As the conflict in Syria continues, chaos and confusion intensifies.
It is important for the United States to weigh all options when considering assisting either party during this ongoing war. The U.S. is presented with three options: support the infamous dictator Bashar al-Assad, support the Syrian rebels or avoid entering the conflict altogether. After considering all angles, I believe the most viable option for the U.S. is to stay out of the conflict.
In past experiences, the removal of a ruling dictator ended in great catastrophe. The U.S. can avoid a serious relapse, such as in Vietnam and Yugoslavia, by allowing Assad to remain in power. Despite the common misconception that everyone hates Assad, most Syrians actually want him to stay in power. Arguments against Assad include the simple known fact he has sabotaged the country, is in alliance with Iran and Hezbollah — an aggressive terrorist group from South Lebanon whose goal is to defeat Israel — and his goal is to expand their influence to neighboring areas.
The second option for the United States is to support the Syrian rebels. This could be an asset to the U.S., as it could advance political interests, provide a stable ally and freeze Assad's interests in the area. Funding the rebels would be the best way to stop the regime from entering bordering countries such as Israel. It also allows the U.S. to work against Assad without exploiting our own troops. If the U.S. can take out Assad, it would prove detrimental for Iran and benefit Israel. However, funding the rebels has potential for extreme error as funds don't always reach the right hands. Oftentimes, they end up in the hands of jihadists, which increases civilian casualties, adding to the plethora of examples why the rebels cannot be trusted.

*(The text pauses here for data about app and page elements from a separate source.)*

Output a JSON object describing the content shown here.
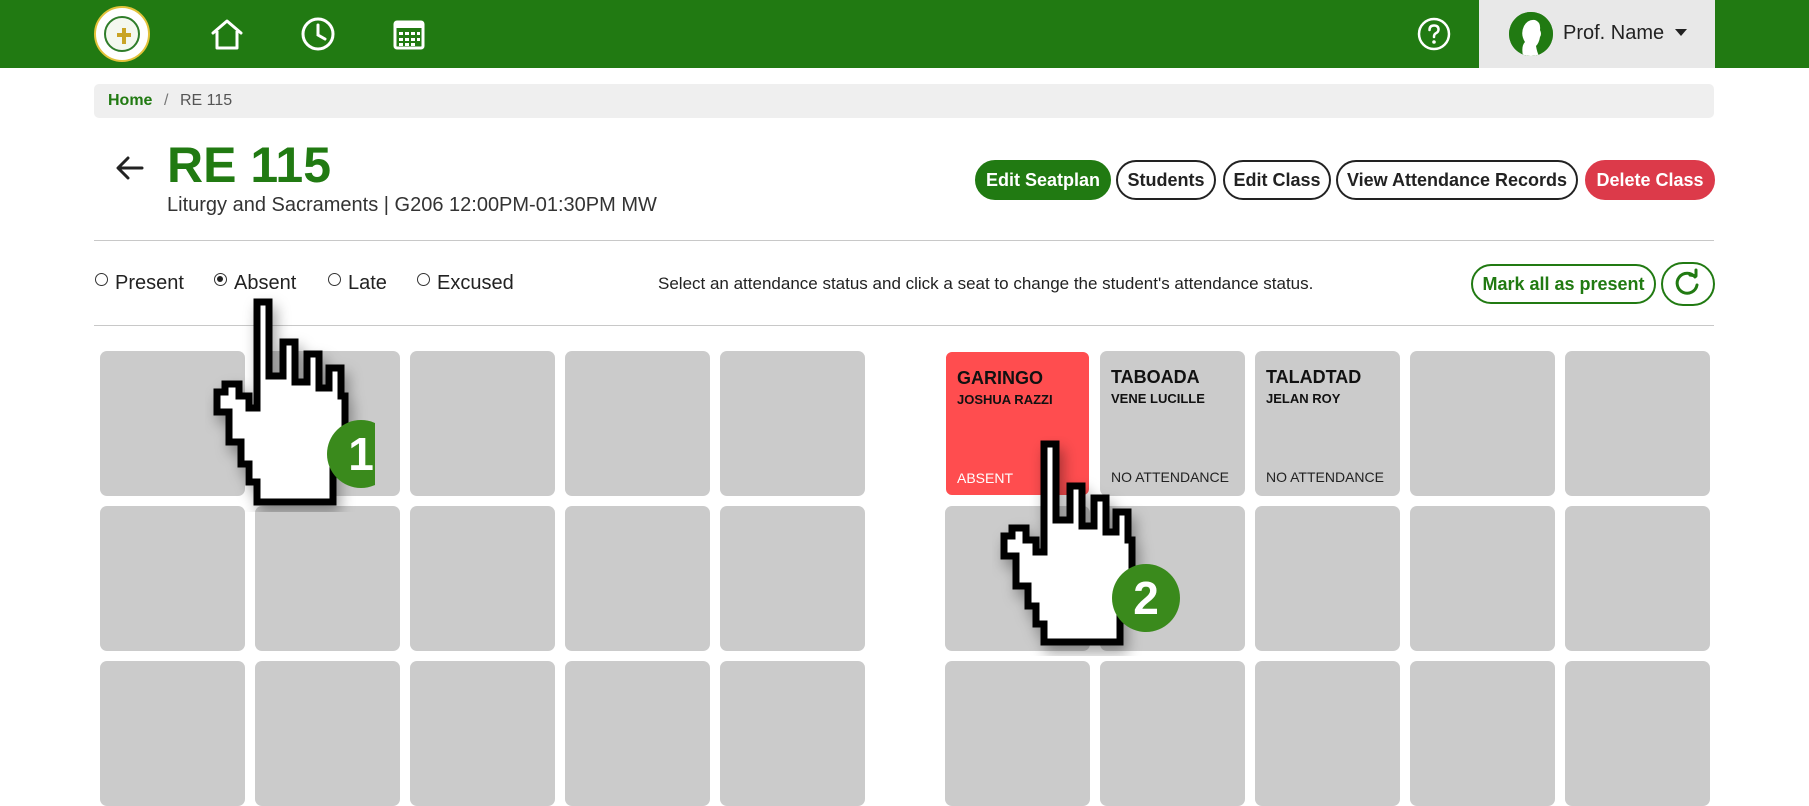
{
  "header": {
    "nav_icons": [
      "logo",
      "home-icon",
      "clock-icon",
      "calendar-icon"
    ],
    "help_icon": "question-circle-icon",
    "profile_name": "Prof. Name"
  },
  "breadcrumb": {
    "home": "Home",
    "separator": "/",
    "current": "RE 115"
  },
  "class": {
    "code": "RE 115",
    "details": "Liturgy and Sacraments | G206 12:00PM-01:30PM MW"
  },
  "actions": {
    "edit_seatplan": "Edit Seatplan",
    "students": "Students",
    "edit_class": "Edit Class",
    "view_records": "View Attendance Records",
    "delete_class": "Delete Class"
  },
  "attendance": {
    "options": [
      {
        "label": "Present",
        "checked": false
      },
      {
        "label": "Absent",
        "checked": true
      },
      {
        "label": "Late",
        "checked": false
      },
      {
        "label": "Excused",
        "checked": false
      }
    ],
    "hint": "Select an attendance status and click a seat to change the student's attendance status.",
    "mark_all": "Mark all as present"
  },
  "seats": {
    "s1": {
      "last": "GARINGO",
      "first": "JOSHUA RAZZI",
      "status": "ABSENT"
    },
    "s2": {
      "last": "TABOADA",
      "first": "VENE LUCILLE",
      "status": "NO ATTENDANCE"
    },
    "s3": {
      "last": "TALADTAD",
      "first": "JELAN ROY",
      "status": "NO ATTENDANCE"
    }
  },
  "callouts": {
    "one": "1",
    "two": "2"
  },
  "colors": {
    "brand_green": "#217a12",
    "absent_red": "#ff4d4f",
    "delete_red": "#dc3a4a",
    "seat_gray": "#cbcbcb"
  }
}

It is clear that the United States is in an unfortunate position where it feels obligated to choose a side. However, the option to remain neutral throughout this conflict still lingers. Supporting Assad would be counterintuitive as he aligns himself with terrorism and used chemical weapons against his own people. On the other hand, aiding rebels is extremely risky. It's difficult to decipher trustworthy rebels from members of ISIS. Many rebels are pledging an allegiance to terrorists and we should not run the risk of our weapons falling into the wrong hands, again. In addition, the U.S. has little economic interest in the country, and waging war would only cost American lives and money.
Though it seems we have a moral obligation, as Israel is in need of support, it is not always the United States' job to play global cop. There is a prevalent drawback in funding either side, as both would cost American lives and money. Involving ourselves in such conflict will cause significant harm and reap no benefits.

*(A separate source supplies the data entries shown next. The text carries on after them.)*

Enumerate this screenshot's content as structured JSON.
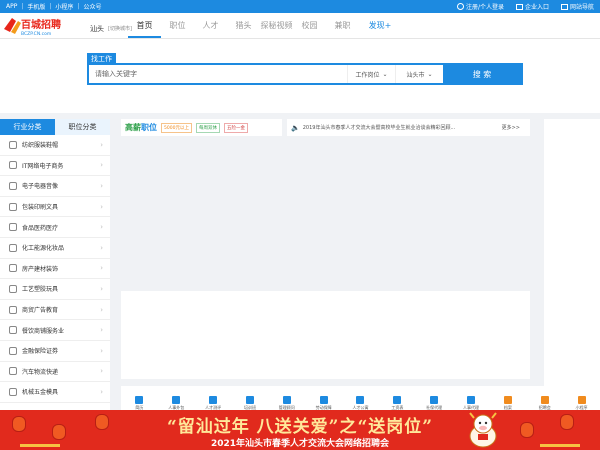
{
  "topbar": {
    "left_links": [
      "APP",
      "手机版",
      "小程序",
      "公众号"
    ],
    "right_links": [
      {
        "icon": "user-icon",
        "label": "注册/个人登录"
      },
      {
        "icon": "briefcase-icon",
        "label": "企业入口"
      },
      {
        "icon": "grid-icon",
        "label": "网站导航"
      }
    ]
  },
  "header": {
    "logo_text": "百城招聘",
    "logo_sub": "BCZP.CN.com",
    "city": "汕头",
    "city_switch": "[切换城市]",
    "nav": [
      "首页",
      "职位",
      "人才",
      "猎头",
      "探秘视频",
      "校园",
      "兼职",
      "发现+"
    ],
    "active_nav": "首页"
  },
  "search": {
    "tab_label": "找工作",
    "placeholder": "请输入关键字",
    "position_select": "工作岗位",
    "city_select": "汕头市",
    "button": "搜 索"
  },
  "category_tabs": [
    "行业分类",
    "职位分类"
  ],
  "categories": [
    {
      "label": "纺织服装鞋帽",
      "icon": "shirt-icon"
    },
    {
      "label": "IT网络电子商务",
      "icon": "globe-icon"
    },
    {
      "label": "电子电器音像",
      "icon": "chip-icon"
    },
    {
      "label": "包装印刷文具",
      "icon": "print-icon"
    },
    {
      "label": "食品医药医疗",
      "icon": "food-icon"
    },
    {
      "label": "化工能源化妆品",
      "icon": "flask-icon"
    },
    {
      "label": "房产建材装饰",
      "icon": "building-icon"
    },
    {
      "label": "工艺塑胶玩具",
      "icon": "toy-icon"
    },
    {
      "label": "商贸广告教育",
      "icon": "edu-icon"
    },
    {
      "label": "餐饮商铺服务业",
      "icon": "store-icon"
    },
    {
      "label": "金融保险证券",
      "icon": "finance-icon"
    },
    {
      "label": "汽车物流快递",
      "icon": "car-icon"
    },
    {
      "label": "机械五金模具",
      "icon": "gear-icon"
    }
  ],
  "gaoxin": {
    "logo_1": "高薪",
    "logo_2": "职位",
    "tags": [
      "5000元以上",
      "每周双休",
      "五险一金"
    ]
  },
  "notice": {
    "text": "2019年汕头市春季人才交流大会暨高校毕业生就业洽谈会精彩回顾...",
    "more": "更多>>"
  },
  "services": [
    "简历",
    "人事外包",
    "人才测评",
    "培训班",
    "管理顾问",
    "劳动保障",
    "人才公寓",
    "工资表",
    "社保代理",
    "人事代理",
    "档案",
    "招聘会",
    "小程序"
  ],
  "bottom_banner": {
    "title": "“留汕过年 八送关爱”之“送岗位”",
    "subtitle": "2021年汕头市春季人才交流大会网络招聘会"
  },
  "colors": {
    "primary": "#1d8ae0",
    "banner_red": "#e12a1d",
    "gold": "#ffe89a"
  }
}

The best option for the United States is to stay out of this war.
Laura Lenard is a senior at Hermantown High School.
This is one of three opinion pieces by Hermantown High School students in the Jan. 31 issue. The others are: